However, we have learnt a lot about bushfires but this is often not enough. Despite all the advances in knowledge, we are still losing lives and property, and some residents are still not fully prepared. This is a situation not unique to Australia as recent devastating fires in North America and southern Europe have shown. And as the international experience has proved, simply buying more water-bombing aircraft and other fire fighting resources is not enough.

When bushfires run under such extreme conditions they are almost impossible to put out. So it comes down to having communities that are fully prepared, including mentally and physically, for the impact of a bushfire.

Climate change and drought are altering the nature, ferocity and duration of bushfires and an ageing and declining volunteer population are challenging the way fire agencies are going to be able to manage these events.

These issues are being made worse by the expanding rural-urban edge in our cities and regional towns. The fires on the suburban outskirts of Bendigo and Narre Warren on the Saturday show that we need to rethink our notion of who lives in a bushfire zone and who needs to be educated and prepared.

Our research has consistently shown that fleeing at the last moment is the worst possible option;  this is the where most people have died or been injured.  Sadly, this message does not seem to have been sufficiently heeded this weekend with truly awful consequences in Victoria. History and research both show that in past fires this has not been a safe option and that a properly prepared house that is actively defended is a safe place to be.

Alternatively, many people made the perfectly acceptable decision that their house was not defendable and decided to leave early. They may have lost their home but they kept themselves safe.

These fires show that we still need to know more, especially about:

  • The education of communities that are not getting the fire-safety messages
  • How and why these fires start
  • Why some houses catch fire and others don’t
  • Extreme fire behaviour
  • How we prepare the land and our homes for fire
  • How we better protect essential infrastructure and industry.

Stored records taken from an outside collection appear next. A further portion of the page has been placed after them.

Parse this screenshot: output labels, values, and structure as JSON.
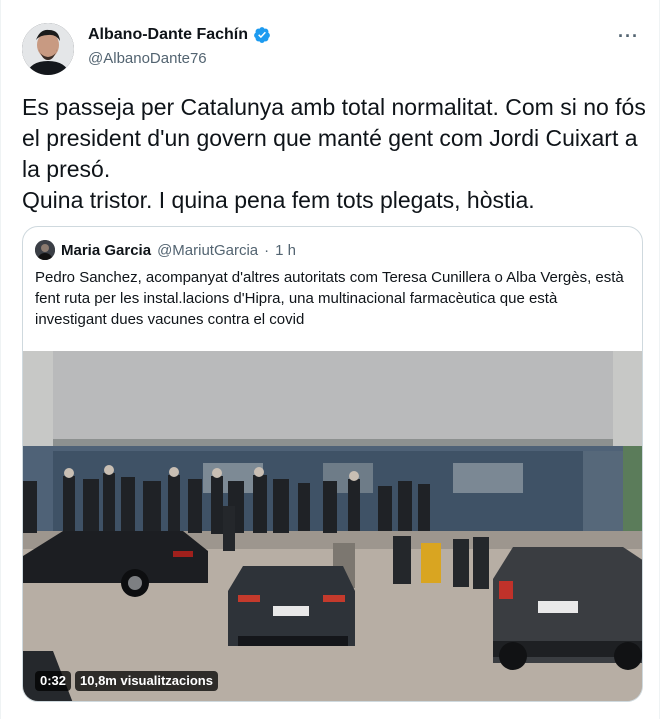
{
  "author": {
    "name": "Albano-Dante Fachín",
    "handle": "@AlbanoDante76",
    "verified": true
  },
  "tweet_text": "Es passeja per Catalunya amb total normalitat. Com si no fós el president d'un govern que manté gent com Jordi Cuixart a la presó.\nQuina tristor. I quina pena fem tots plegats, hòstia.",
  "more_icon": "···",
  "quoted": {
    "name": "Maria Garcia",
    "handle": "@MariutGarcia",
    "separator": "·",
    "time": "1 h",
    "text": "Pedro Sanchez, acompanyat d'altres autoritats com Teresa Cunillera o Alba Vergès, està fent ruta per les instal.lacions d'Hipra, una multinacional farmacèutica que està investigant dues vacunes contra el covid",
    "video": {
      "duration": "0:32",
      "views": "10,8m visualitzacions"
    }
  },
  "colors": {
    "verified_badge": "#1d9bf0",
    "secondary_text": "#536471",
    "border": "#cfd9de"
  }
}
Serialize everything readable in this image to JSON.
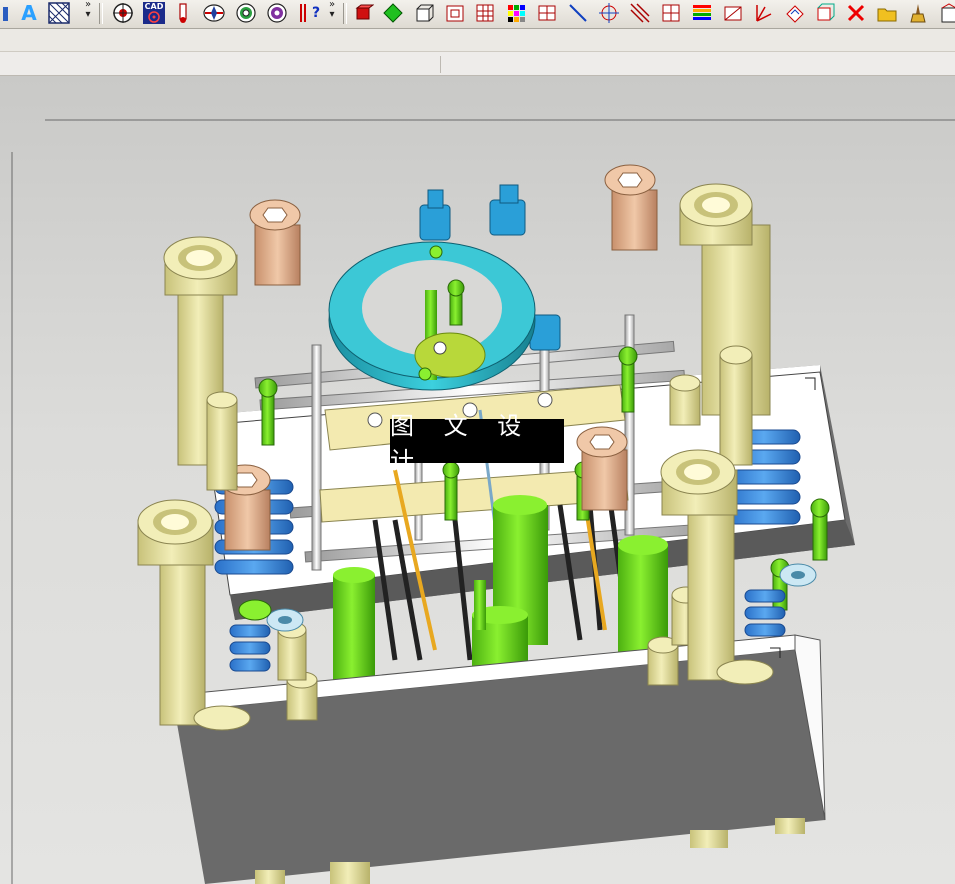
{
  "toolbar": {
    "cad_label": "CAD",
    "text_tool_glyph": "A",
    "query_tool_glyph": "?",
    "more_glyph": "»",
    "icons": [
      "red-block-icon",
      "green-diamond-icon",
      "box-outline-icon",
      "frame-icon",
      "grid-icon",
      "color-palette-icon",
      "component-icon",
      "line-icon",
      "target-icon",
      "hatch-icon",
      "cross-grid-icon",
      "layers-icon",
      "flat-part-icon",
      "axis-icon",
      "rotate-view-icon",
      "view-cube-icon",
      "delete-icon",
      "folder-icon",
      "brush-icon",
      "box-end-icon"
    ]
  },
  "viewport": {
    "background": "#d6d6d4",
    "watermark": "图 文 设 计"
  },
  "colors": {
    "plate_top": "#ffffff",
    "plate_front": "#6a6a6a",
    "post": "#e6e0a0",
    "pin_green": "#6ee01c",
    "spring_blue": "#3f8ee0",
    "ring_cyan": "#29b6c6",
    "fitting_blue": "#2a9fd8",
    "screw_head": "#e8b898",
    "plate_yellow": "#f3eab0",
    "rod_orange": "#e8a820"
  }
}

The world is watching us over these past few weeks and will continue to do so. We have already been contacted by many colleagues in the US and in Europe who each year also grapple with the same issues as us. They want to know how we are dealing with these mega-fires – fires that seem to defy fire-fighting efforts and quickly threaten communities. The world-leading expertise that we are building in Australia is being combined with that from other countries.

All the research is telling us that a hotter and drier climate in these areas of the world is greatly increasing the potential for more bushfires and these events may not be as extraordinary as we like to think.

We need to be watching closely for what went right as well as what went wrong – so as a nation we can learn to better deal with this ongoing threat.

(This article first appeared in the Autumn 2009 issue of Fire Australia magazine.)